Saved data entries
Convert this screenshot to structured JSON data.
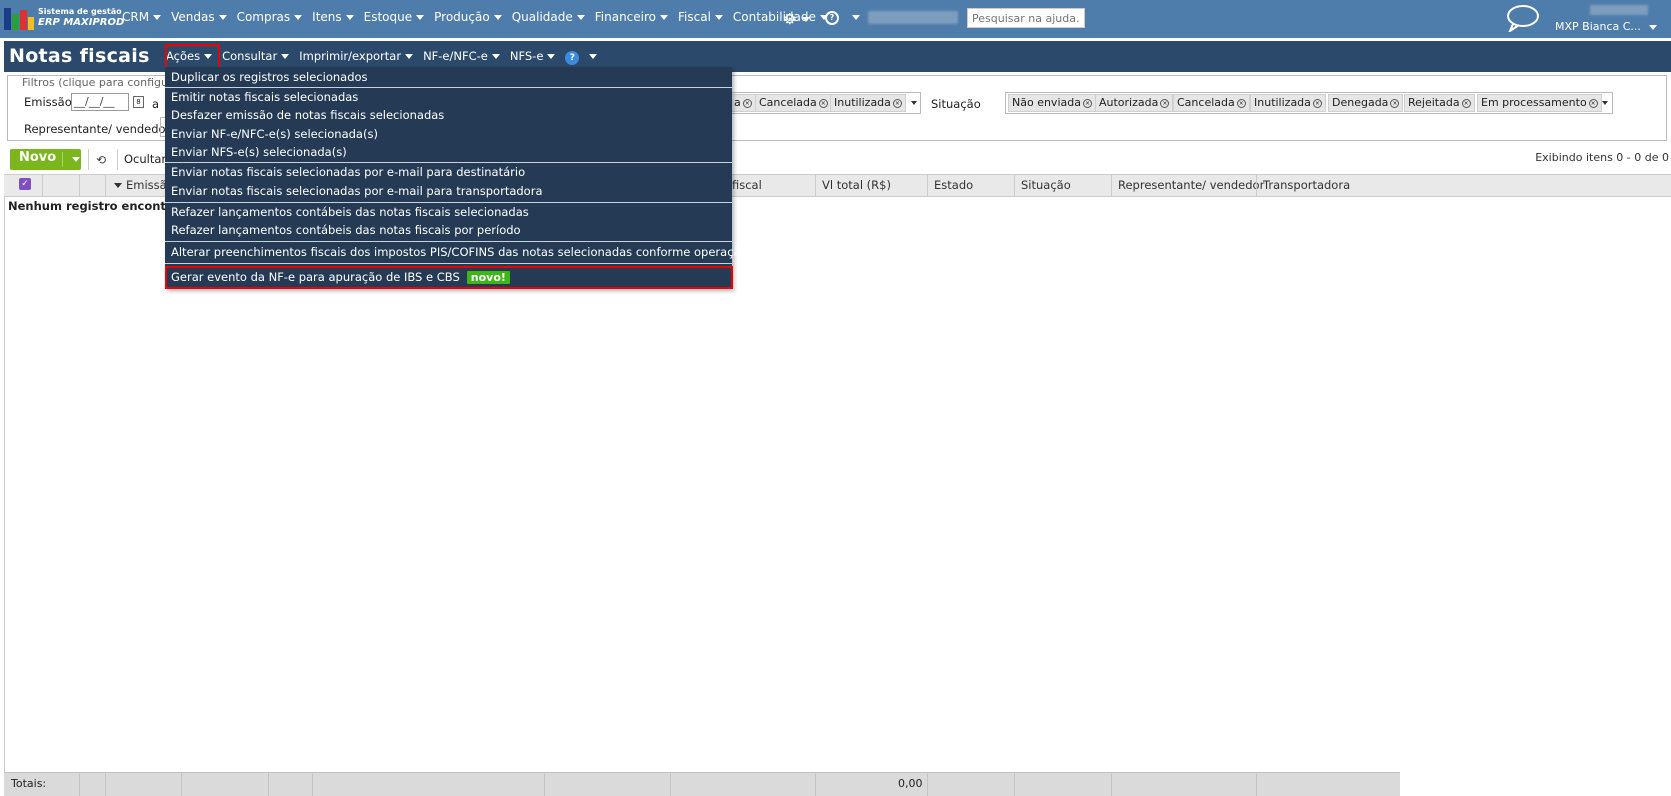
{
  "brand": {
    "line1": "Sistema de gestão",
    "line2": "ERP MAXIPROD"
  },
  "nav": [
    "CRM",
    "Vendas",
    "Compras",
    "Itens",
    "Estoque",
    "Produção",
    "Qualidade",
    "Financeiro",
    "Fiscal",
    "Contabilidade"
  ],
  "search": {
    "placeholder": "Pesquisar na ajuda..."
  },
  "user": {
    "name": "MXP Bianca C..."
  },
  "page": {
    "title": "Notas fiscais"
  },
  "menu": [
    "Ações",
    "Consultar",
    "Imprimir/exportar",
    "NF-e/NFC-e",
    "NFS-e"
  ],
  "filters": {
    "legend": "Filtros (clique para configur",
    "emissao_label": "Emissão",
    "date_placeholder": "__/__/__",
    "a_label": "a",
    "representante_label": "Representante/ vendedor",
    "estado_tags": [
      "a",
      "Cancelada",
      "Inutilizada"
    ],
    "situacao_label": "Situação",
    "situacao_tags": [
      "Não enviada",
      "Autorizada",
      "Cancelada",
      "Inutilizada",
      "Denegada",
      "Rejeitada",
      "Em processamento"
    ]
  },
  "toolbar": {
    "novo": "Novo",
    "ocultar": "Ocultar",
    "exibindo": "Exibindo itens 0 - 0 de 0"
  },
  "table": {
    "columns": [
      "Emissão",
      "fiscal",
      "Vl total (R$)",
      "Estado",
      "Situação",
      "Representante/ vendedor",
      "Transportadora"
    ],
    "empty": "Nenhum registro encontrad"
  },
  "totals": {
    "label": "Totais:",
    "value": "0,00"
  },
  "dropdown": {
    "items": [
      "Duplicar os registros selecionados",
      "Emitir notas fiscais selecionadas",
      "Desfazer emissão de notas fiscais selecionadas",
      "Enviar NF-e/NFC-e(s) selecionada(s)",
      "Enviar NFS-e(s) selecionada(s)",
      "Enviar notas fiscais selecionadas por e-mail para destinatário",
      "Enviar notas fiscais selecionadas por e-mail para transportadora",
      "Refazer lançamentos contábeis das notas fiscais selecionadas",
      "Refazer lançamentos contábeis das notas fiscais por período",
      "Alterar preenchimentos fiscais dos impostos PIS/COFINS das notas selecionadas conforme operação fiscal",
      "Gerar evento da NF-e para apuração de IBS e CBS"
    ],
    "badge": "novo!"
  }
}
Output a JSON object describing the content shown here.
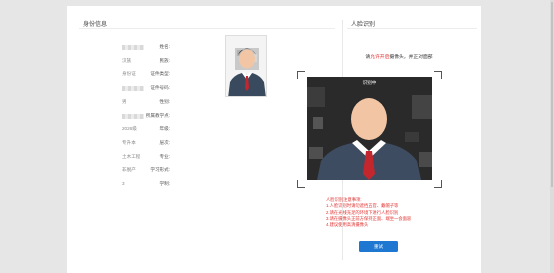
{
  "left_panel": {
    "title": "身份信息",
    "rows": [
      {
        "label": "姓名:",
        "value": "",
        "masked": true
      },
      {
        "label": "民族:",
        "value": "汉族",
        "masked": false
      },
      {
        "label": "证件类型:",
        "value": "身份证",
        "masked": false
      },
      {
        "label": "证件号码:",
        "value": "",
        "masked": true
      },
      {
        "label": "性别:",
        "value": "男",
        "masked": false
      },
      {
        "label": "所属教学点:",
        "value": "",
        "masked": true
      },
      {
        "label": "年级:",
        "value": "2026级",
        "masked": false
      },
      {
        "label": "层次:",
        "value": "专升本",
        "masked": false
      },
      {
        "label": "专业:",
        "value": "土木工程",
        "masked": false
      },
      {
        "label": "学习形式:",
        "value": "非脱产",
        "masked": false
      },
      {
        "label": "学制:",
        "value": "3",
        "masked": false
      }
    ]
  },
  "right_panel": {
    "title": "人脸识别",
    "tip_prefix": "请",
    "tip_highlight": "允许开启",
    "tip_suffix": "摄像头，并正对面部",
    "camera_status": "识别中",
    "notes": [
      "人脸识别注意事项:",
      "1.人脸识别时请勿遮挡五官、戴帽子等",
      "2.请在光线充足的环境下进行人脸识别",
      "3.请在摄像头正前方保持正面、端坐一会面容",
      "4.建议使用高清摄像头"
    ],
    "button_label": "重试"
  },
  "colors": {
    "accent": "#1e78d2",
    "warning": "#e0312f"
  }
}
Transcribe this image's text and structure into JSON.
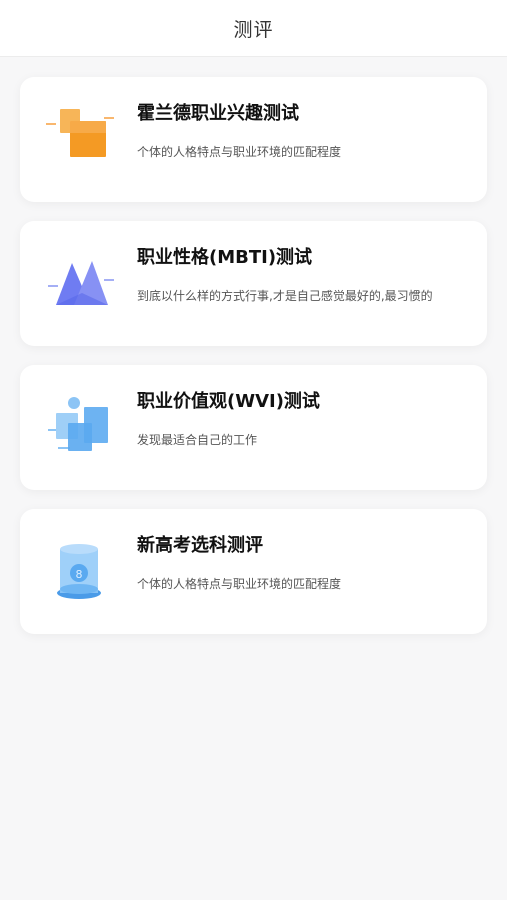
{
  "header": {
    "title": "测评"
  },
  "tests": [
    {
      "title": "霍兰德职业兴趣测试",
      "desc": "个体的人格特点与职业环境的匹配程度",
      "icon": "orange-squares-icon"
    },
    {
      "title": "职业性格(MBTI)测试",
      "desc": "到底以什么样的方式行事,才是自己感觉最好的,最习惯的",
      "icon": "mountain-icon"
    },
    {
      "title": "职业价值观(WVI)测试",
      "desc": "发现最适合自己的工作",
      "icon": "blue-blocks-icon"
    },
    {
      "title": "新高考选科测评",
      "desc": "个体的人格特点与职业环境的匹配程度",
      "icon": "cylinder-icon"
    }
  ],
  "colors": {
    "orange": "#f59a23",
    "purple": "#6f7cf2",
    "blue": "#5aa9f0"
  }
}
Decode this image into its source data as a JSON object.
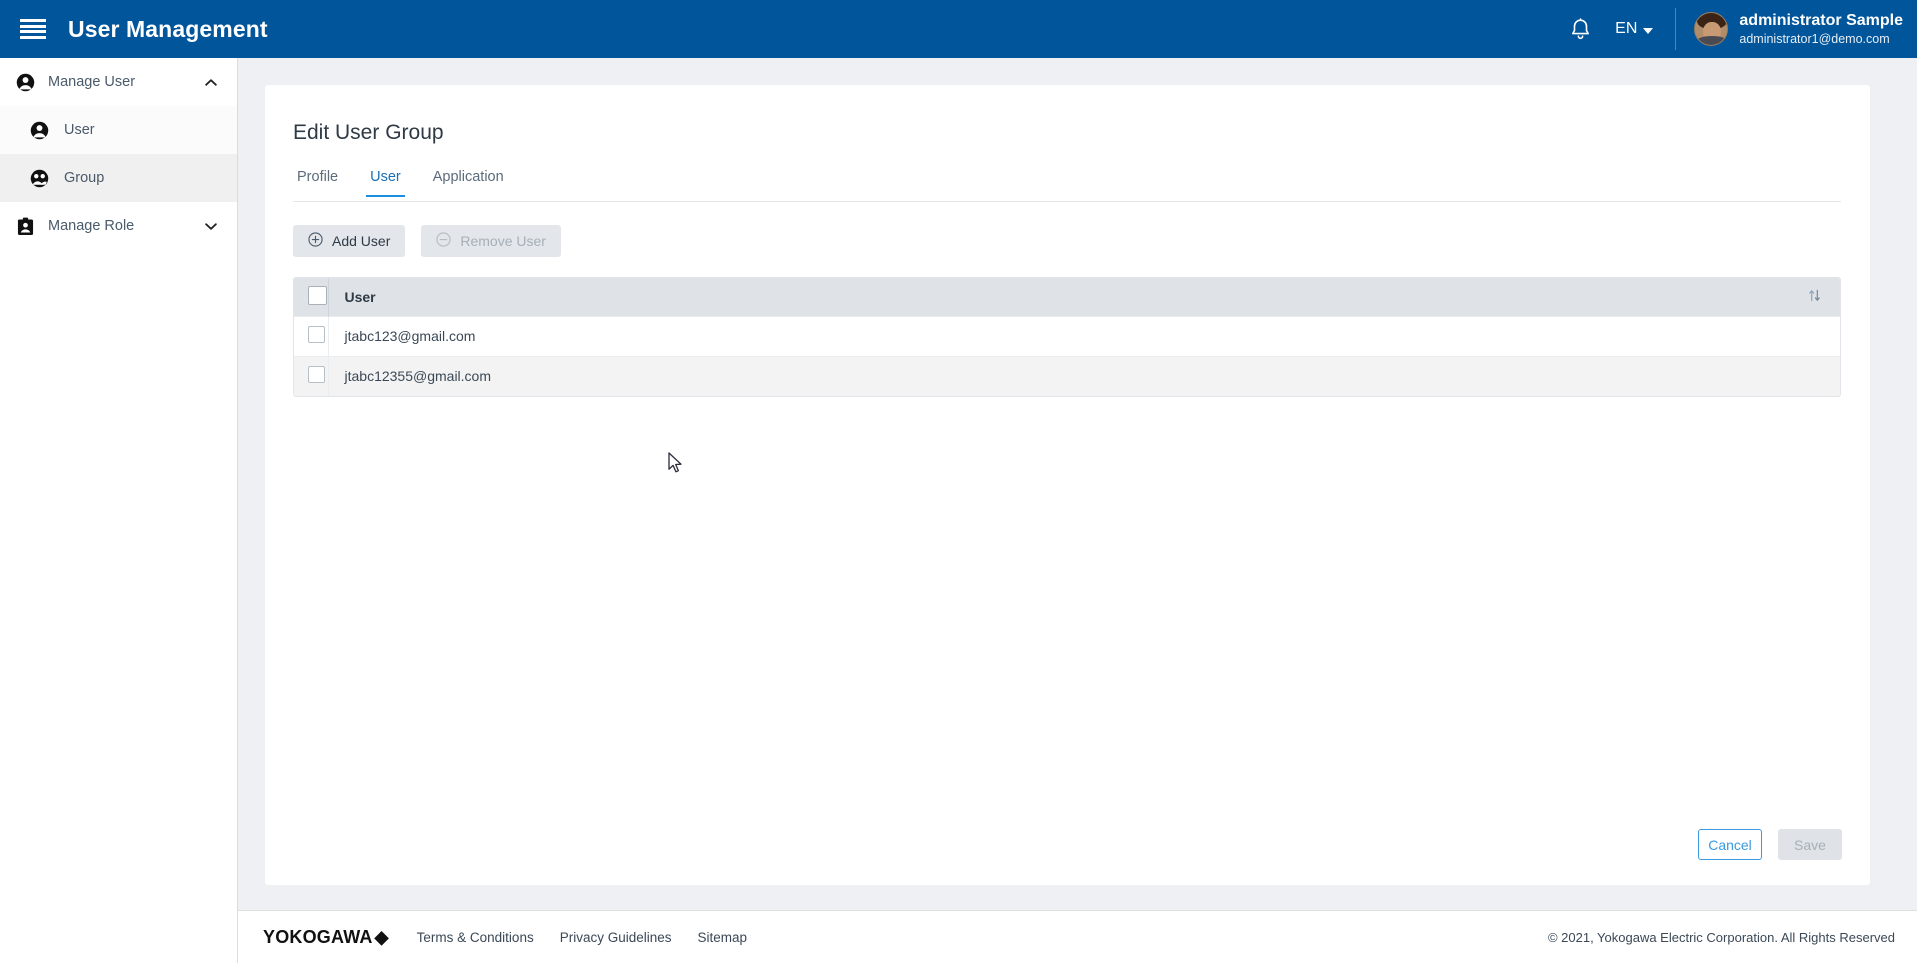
{
  "header": {
    "menu_icon": "hamburger-menu-icon",
    "title": "User Management",
    "notification_icon": "bell-icon",
    "language": "EN",
    "user_name": "administrator Sample",
    "user_email": "administrator1@demo.com",
    "brand_color": "#00559b"
  },
  "sidebar": {
    "items": [
      {
        "label": "Manage User",
        "icon": "person-icon",
        "chevron": "chevron-up-icon",
        "level": "parent",
        "expanded": true,
        "active": false
      },
      {
        "label": "User",
        "icon": "person-icon",
        "level": "child",
        "active": false
      },
      {
        "label": "Group",
        "icon": "group-icon",
        "level": "child",
        "active": true
      },
      {
        "label": "Manage Role",
        "icon": "badge-icon",
        "chevron": "chevron-down-icon",
        "level": "parent",
        "expanded": false,
        "active": false
      }
    ]
  },
  "main": {
    "page_title": "Edit User Group",
    "tabs": [
      {
        "label": "Profile",
        "active": false
      },
      {
        "label": "User",
        "active": true
      },
      {
        "label": "Application",
        "active": false
      }
    ],
    "toolbar": {
      "add_user_label": "Add User",
      "add_user_icon": "plus-circle-icon",
      "remove_user_label": "Remove User",
      "remove_user_icon": "minus-circle-icon",
      "remove_user_disabled": true
    },
    "table": {
      "columns": [
        "User"
      ],
      "sort_icon": "sort-updown-icon",
      "select_all_checked": false,
      "rows": [
        {
          "user": "jtabc123@gmail.com",
          "checked": false
        },
        {
          "user": "jtabc12355@gmail.com",
          "checked": false
        }
      ]
    },
    "actions": {
      "cancel_label": "Cancel",
      "save_label": "Save",
      "save_disabled": true
    },
    "accent_color": "#1a8fe0"
  },
  "footer": {
    "logo_text": "YOKOGAWA",
    "logo_mark": "◆",
    "links": [
      "Terms & Conditions",
      "Privacy Guidelines",
      "Sitemap"
    ],
    "copyright": "© 2021, Yokogawa Electric Corporation. All Rights Reserved"
  }
}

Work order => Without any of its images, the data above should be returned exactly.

Output for this exercise =>
Convert this screenshot to structured JSON data.
{
  "brand": {
    "line1": "Sistema de gestão",
    "line2": "ERP MAXIPROD"
  },
  "nav": [
    "CRM",
    "Vendas",
    "Compras",
    "Itens",
    "Estoque",
    "Produção",
    "Qualidade",
    "Financeiro",
    "Fiscal",
    "Contabilidade"
  ],
  "search": {
    "placeholder": "Pesquisar na ajuda..."
  },
  "user": {
    "name": "MXP Bianca C..."
  },
  "page": {
    "title": "Notas fiscais"
  },
  "menu": [
    "Ações",
    "Consultar",
    "Imprimir/exportar",
    "NF-e/NFC-e",
    "NFS-e"
  ],
  "filters": {
    "legend": "Filtros (clique para configur",
    "emissao_label": "Emissão",
    "date_placeholder": "__/__/__",
    "a_label": "a",
    "representante_label": "Representante/ vendedor",
    "estado_tags": [
      "a",
      "Cancelada",
      "Inutilizada"
    ],
    "situacao_label": "Situação",
    "situacao_tags": [
      "Não enviada",
      "Autorizada",
      "Cancelada",
      "Inutilizada",
      "Denegada",
      "Rejeitada",
      "Em processamento"
    ]
  },
  "toolbar": {
    "novo": "Novo",
    "ocultar": "Ocultar",
    "exibindo": "Exibindo itens 0 - 0 de 0"
  },
  "table": {
    "columns": [
      "Emissão",
      "fiscal",
      "Vl total (R$)",
      "Estado",
      "Situação",
      "Representante/ vendedor",
      "Transportadora"
    ],
    "empty": "Nenhum registro encontrad"
  },
  "totals": {
    "label": "Totais:",
    "value": "0,00"
  },
  "dropdown": {
    "items": [
      "Duplicar os registros selecionados",
      "Emitir notas fiscais selecionadas",
      "Desfazer emissão de notas fiscais selecionadas",
      "Enviar NF-e/NFC-e(s) selecionada(s)",
      "Enviar NFS-e(s) selecionada(s)",
      "Enviar notas fiscais selecionadas por e-mail para destinatário",
      "Enviar notas fiscais selecionadas por e-mail para transportadora",
      "Refazer lançamentos contábeis das notas fiscais selecionadas",
      "Refazer lançamentos contábeis das notas fiscais por período",
      "Alterar preenchimentos fiscais dos impostos PIS/COFINS das notas selecionadas conforme operação fiscal",
      "Gerar evento da NF-e para apuração de IBS e CBS"
    ],
    "badge": "novo!"
  }
}
Output a JSON object describing the content shown here.
{
  "left_panel": {
    "title": "身份信息",
    "rows": [
      {
        "label": "姓名:",
        "value": "",
        "masked": true
      },
      {
        "label": "民族:",
        "value": "汉族",
        "masked": false
      },
      {
        "label": "证件类型:",
        "value": "身份证",
        "masked": false
      },
      {
        "label": "证件号码:",
        "value": "",
        "masked": true
      },
      {
        "label": "性别:",
        "value": "男",
        "masked": false
      },
      {
        "label": "所属教学点:",
        "value": "",
        "masked": true
      },
      {
        "label": "年级:",
        "value": "2026级",
        "masked": false
      },
      {
        "label": "层次:",
        "value": "专升本",
        "masked": false
      },
      {
        "label": "专业:",
        "value": "土木工程",
        "masked": false
      },
      {
        "label": "学习形式:",
        "value": "非脱产",
        "masked": false
      },
      {
        "label": "学制:",
        "value": "3",
        "masked": false
      }
    ]
  },
  "right_panel": {
    "title": "人脸识别",
    "tip_prefix": "请",
    "tip_highlight": "允许开启",
    "tip_suffix": "摄像头，并正对面部",
    "camera_status": "识别中",
    "notes": [
      "人脸识别注意事项:",
      "1.人脸识别时请勿遮挡五官、戴帽子等",
      "2.请在光线充足的环境下进行人脸识别",
      "3.请在摄像头正前方保持正面、端坐一会面容",
      "4.建议使用高清摄像头"
    ],
    "button_label": "重试"
  },
  "colors": {
    "accent": "#1e78d2",
    "warning": "#e0312f"
  }
}
Transcribe this image's text and structure into JSON.
{
  "header": {
    "title": "测评"
  },
  "tests": [
    {
      "title": "霍兰德职业兴趣测试",
      "desc": "个体的人格特点与职业环境的匹配程度",
      "icon": "orange-squares-icon"
    },
    {
      "title": "职业性格(MBTI)测试",
      "desc": "到底以什么样的方式行事,才是自己感觉最好的,最习惯的",
      "icon": "mountain-icon"
    },
    {
      "title": "职业价值观(WVI)测试",
      "desc": "发现最适合自己的工作",
      "icon": "blue-blocks-icon"
    },
    {
      "title": "新高考选科测评",
      "desc": "个体的人格特点与职业环境的匹配程度",
      "icon": "cylinder-icon"
    }
  ],
  "colors": {
    "orange": "#f59a23",
    "purple": "#6f7cf2",
    "blue": "#5aa9f0"
  }
}
Decode this image into its source data as a JSON object.
{
  "header": {
    "menu_icon": "hamburger-menu-icon",
    "title": "User Management",
    "notification_icon": "bell-icon",
    "language": "EN",
    "user_name": "administrator Sample",
    "user_email": "administrator1@demo.com",
    "brand_color": "#00559b"
  },
  "sidebar": {
    "items": [
      {
        "label": "Manage User",
        "icon": "person-icon",
        "chevron": "chevron-up-icon",
        "level": "parent",
        "expanded": true,
        "active": false
      },
      {
        "label": "User",
        "icon": "person-icon",
        "level": "child",
        "active": false
      },
      {
        "label": "Group",
        "icon": "group-icon",
        "level": "child",
        "active": true
      },
      {
        "label": "Manage Role",
        "icon": "badge-icon",
        "chevron": "chevron-down-icon",
        "level": "parent",
        "expanded": false,
        "active": false
      }
    ]
  },
  "main": {
    "page_title": "Edit User Group",
    "tabs": [
      {
        "label": "Profile",
        "active": false
      },
      {
        "label": "User",
        "active": true
      },
      {
        "label": "Application",
        "active": false
      }
    ],
    "toolbar": {
      "add_user_label": "Add User",
      "add_user_icon": "plus-circle-icon",
      "remove_user_label": "Remove User",
      "remove_user_icon": "minus-circle-icon",
      "remove_user_disabled": true
    },
    "table": {
      "columns": [
        "User"
      ],
      "sort_icon": "sort-updown-icon",
      "select_all_checked": false,
      "rows": [
        {
          "user": "jtabc123@gmail.com",
          "checked": false
        },
        {
          "user": "jtabc12355@gmail.com",
          "checked": false
        }
      ]
    },
    "actions": {
      "cancel_label": "Cancel",
      "save_label": "Save",
      "save_disabled": true
    },
    "accent_color": "#1a8fe0"
  },
  "footer": {
    "logo_text": "YOKOGAWA",
    "logo_mark": "◆",
    "links": [
      "Terms & Conditions",
      "Privacy Guidelines",
      "Sitemap"
    ],
    "copyright": "© 2021, Yokogawa Electric Corporation. All Rights Reserved"
  }
}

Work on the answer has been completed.